▶ **WORK ORDER**
Your answer should hold each line of the material that contains the word "this".

▶ **PROVIDED INFORMATION**
----------------------------------------
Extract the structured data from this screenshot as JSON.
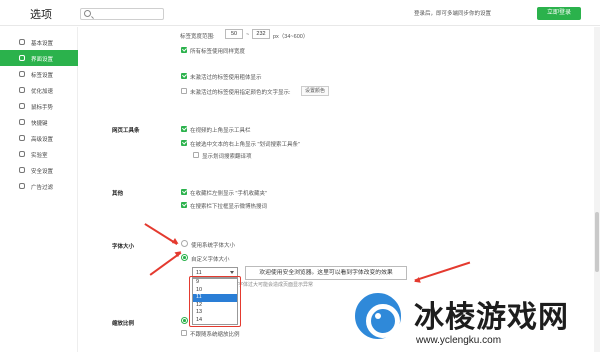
{
  "app": {
    "title": "选项",
    "search_placeholder": ""
  },
  "header": {
    "login_tip": "登录后，即可多端同步你的设置",
    "login_button": "立即登录"
  },
  "sidebar": {
    "items": [
      {
        "label": "基本设置",
        "icon": "settings-icon",
        "active": false
      },
      {
        "label": "界面设置",
        "icon": "window-icon",
        "active": true
      },
      {
        "label": "标签设置",
        "icon": "tab-icon",
        "active": false
      },
      {
        "label": "优化加速",
        "icon": "rocket-icon",
        "active": false
      },
      {
        "label": "鼠标手势",
        "icon": "mouse-icon",
        "active": false
      },
      {
        "label": "快捷键",
        "icon": "keyboard-icon",
        "active": false
      },
      {
        "label": "高级设置",
        "icon": "advanced-icon",
        "active": false
      },
      {
        "label": "实验室",
        "icon": "lab-icon",
        "active": false
      },
      {
        "label": "安全设置",
        "icon": "shield-icon",
        "active": false
      },
      {
        "label": "广告过滤",
        "icon": "block-icon",
        "active": false
      }
    ]
  },
  "tab_settings": {
    "width_label": "标签宽度范围:",
    "width_min": "50",
    "width_sep": "~",
    "width_max": "232",
    "width_hint": "px（34~600）",
    "same_width": "所有标签使用同样宽度",
    "unread_bold": "未激活过的标签使用粗体显示",
    "unread_color": "未激活过的标签使用指定颜色的文字显示:",
    "color_button": "设置颜色"
  },
  "toolbar_section": {
    "title": "网页工具条",
    "show_toolbar": "在视频的上角显示工具栏",
    "show_search_tool": "在被选中文本的右上角显示 \"划词搜索工具条\"",
    "show_translate": "显示划词搜索翻译项"
  },
  "other_section": {
    "title": "其他",
    "show_favorites": "在收藏栏左侧显示 \"手机收藏夹\"",
    "show_hot_search": "在搜索栏下拉框显示微博热搜词"
  },
  "font_section": {
    "title": "字体大小",
    "system_font": "使用系统字体大小",
    "custom_font": "自定义字体大小",
    "current_size": "11",
    "preview_text": "欢迎使用安全浏览器。这里可以看到字体改变的效果",
    "hint": "字体过大可能会造成页面显示异常",
    "options": [
      "9",
      "10",
      "11",
      "12",
      "13",
      "14"
    ],
    "selected_option": "11"
  },
  "zoom_section": {
    "title": "缩放比例",
    "system_zoom": "不跟随系统缩放比例"
  },
  "watermark": {
    "text": "冰棱游戏网",
    "url": "www.yclengku.com"
  }
}
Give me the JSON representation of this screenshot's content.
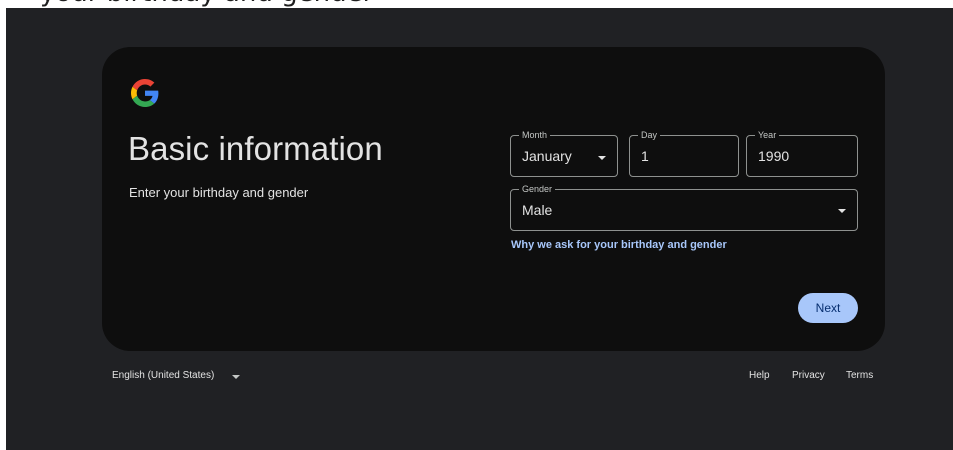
{
  "colors": {
    "page_bg": "#202124",
    "card_bg": "#0e0e0e",
    "accent": "#a8c7fa",
    "text": "#e3e3e3"
  },
  "top_heading_fragment": "your birthday and gender",
  "logo": {
    "icon": "google-g-icon"
  },
  "header": {
    "title": "Basic information",
    "subtitle": "Enter your birthday and gender"
  },
  "form": {
    "month": {
      "label": "Month",
      "value": "January"
    },
    "day": {
      "label": "Day",
      "value": "1"
    },
    "year": {
      "label": "Year",
      "value": "1990"
    },
    "gender": {
      "label": "Gender",
      "value": "Male"
    },
    "why_link": "Why we ask for your birthday and gender",
    "next_label": "Next"
  },
  "footer": {
    "language": "English (United States)",
    "links": {
      "help": "Help",
      "privacy": "Privacy",
      "terms": "Terms"
    }
  }
}
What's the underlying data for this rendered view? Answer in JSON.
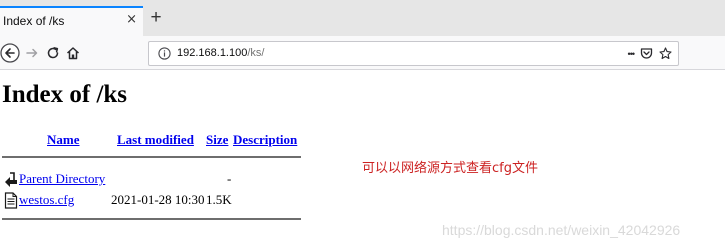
{
  "browser": {
    "tab_title": "Index of /ks",
    "tab_close_glyph": "×",
    "new_tab_glyph": "+",
    "url_host": "192.168.1.100",
    "url_path": "/ks/",
    "page_actions_glyph": "•••",
    "accent_color": "#0a84ff",
    "icons": [
      "back-icon",
      "forward-icon",
      "reload-icon",
      "home-icon",
      "info-icon",
      "more-icon",
      "pocket-icon",
      "bookmark-star-icon"
    ]
  },
  "page": {
    "title": "Index of /ks",
    "columns": {
      "name": "Name",
      "last_modified": "Last modified",
      "size": "Size",
      "description": "Description"
    },
    "rows": [
      {
        "name": "Parent Directory",
        "last_modified": "",
        "size": "-",
        "description": "",
        "icon": "parent-directory-icon"
      },
      {
        "name": "westos.cfg",
        "last_modified": "2021-01-28 10:30",
        "size": "1.5K",
        "description": "",
        "icon": "text-file-icon"
      }
    ],
    "link_color": "#0000ee"
  },
  "annotation": {
    "text": "可以以网络源方式查看cfg文件",
    "color": "#cc2222"
  },
  "watermark": {
    "text": "https://blog.csdn.net/weixin_42042926"
  }
}
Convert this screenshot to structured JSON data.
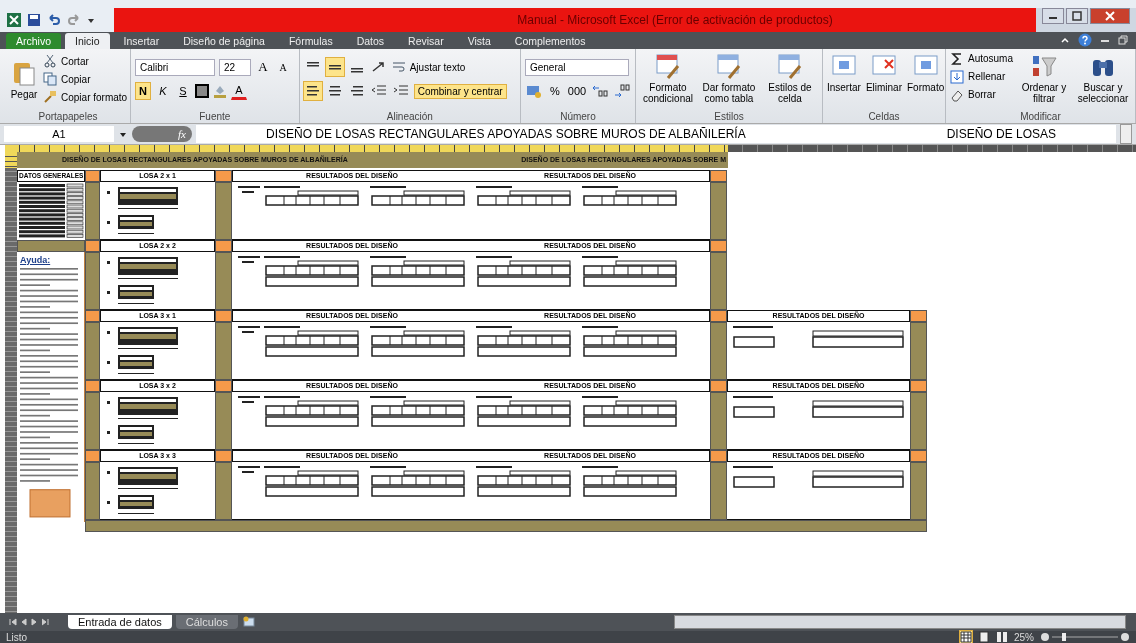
{
  "window": {
    "title": "Manual  -  Microsoft Excel (Error de activación de productos)"
  },
  "tabs": [
    {
      "label": "Archivo",
      "kind": "file",
      "selected": false
    },
    {
      "label": "Inicio",
      "kind": "tab",
      "selected": true
    },
    {
      "label": "Insertar",
      "kind": "tab",
      "selected": false
    },
    {
      "label": "Diseño de página",
      "kind": "tab",
      "selected": false
    },
    {
      "label": "Fórmulas",
      "kind": "tab",
      "selected": false
    },
    {
      "label": "Datos",
      "kind": "tab",
      "selected": false
    },
    {
      "label": "Revisar",
      "kind": "tab",
      "selected": false
    },
    {
      "label": "Vista",
      "kind": "tab",
      "selected": false
    },
    {
      "label": "Complementos",
      "kind": "tab",
      "selected": false
    }
  ],
  "clipboard": {
    "label": "Portapapeles",
    "paste": "Pegar",
    "cut": "Cortar",
    "copy": "Copiar",
    "format_painter": "Copiar formato"
  },
  "font": {
    "label": "Fuente",
    "family": "Calibri",
    "size": "22",
    "grow": "A",
    "shrink": "A",
    "bold": {
      "text": "N",
      "selected": true
    },
    "italic": {
      "text": "K",
      "selected": false
    },
    "underline": {
      "text": "S",
      "selected": false
    },
    "font_color_letter": "A"
  },
  "alignment": {
    "label": "Alineación",
    "vertical": [
      {
        "selected": false
      },
      {
        "selected": true
      },
      {
        "selected": false
      }
    ],
    "horizontal": [
      {
        "selected": true
      },
      {
        "selected": false
      },
      {
        "selected": false
      }
    ],
    "wrap": "Ajustar texto",
    "merge": {
      "text": "Combinar y centrar",
      "selected": true
    }
  },
  "number": {
    "label": "Número",
    "format": "General",
    "percent": "%",
    "thousands": "000"
  },
  "styles": {
    "label": "Estilos",
    "buttons": [
      "Formato condicional",
      "Dar formato como tabla",
      "Estilos de celda"
    ]
  },
  "cells": {
    "label": "Celdas",
    "buttons": [
      "Insertar",
      "Eliminar",
      "Formato"
    ]
  },
  "editing": {
    "label": "Modificar",
    "autosum": "Autosuma",
    "fill": "Rellenar",
    "clear": "Borrar",
    "sort": "Ordenar y filtrar",
    "find": "Buscar y seleccionar"
  },
  "formula_bar": {
    "name_box": "A1",
    "function_label": "fx",
    "formula": "DISEÑO DE LOSAS RECTANGULARES APOYADAS SOBRE MUROS DE ALBAÑILERÍA",
    "formula_tail": "DISEÑO DE LOSAS"
  },
  "sheet": {
    "banner": [
      "DISEÑO DE LOSAS RECTANGULARES APOYADAS SOBRE MUROS DE ALBAÑILERÍA",
      "DISEÑO DE LOSAS RECTANGULARES APOYADAS SOBRE M"
    ],
    "data_title": "DATOS GENERALES",
    "help_title": "Ayuda:",
    "blocks": [
      {
        "title": "LOSA 2 x 1",
        "results": [
          "RESULTADOS DEL DISEÑO",
          "RESULTADOS DEL DISEÑO"
        ]
      },
      {
        "title": "LOSA 2 x 2",
        "results": [
          "RESULTADOS DEL DISEÑO",
          "RESULTADOS DEL DISEÑO"
        ]
      },
      {
        "title": "LOSA 3 x 1",
        "results": [
          "RESULTADOS DEL DISEÑO",
          "RESULTADOS DEL DISEÑO"
        ],
        "extra_result": "RESULTADOS DEL DISEÑO"
      },
      {
        "title": "LOSA 3 x 2",
        "results": [
          "RESULTADOS DEL DISEÑO",
          "RESULTADOS DEL DISEÑO"
        ],
        "extra_result": "RESULTADOS DEL DISEÑO"
      },
      {
        "title": "LOSA 3 x 3",
        "results": [
          "RESULTADOS DEL DISEÑO",
          "RESULTADOS DEL DISEÑO"
        ],
        "extra_result": "RESULTADOS DEL DISEÑO"
      }
    ]
  },
  "sheet_tabs": [
    {
      "label": "Entrada de datos",
      "selected": true
    },
    {
      "label": "Cálculos",
      "selected": false
    }
  ],
  "status_bar": {
    "status": "Listo",
    "zoom": "25%"
  }
}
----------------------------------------
▶ **YOUR RESPONSE**
Extract the structured data from this screenshot as JSON.
Give me the JSON representation of this screenshot's content.
What's the underlying data for this rendered view? Answer in JSON.
Convert this screenshot to structured JSON data.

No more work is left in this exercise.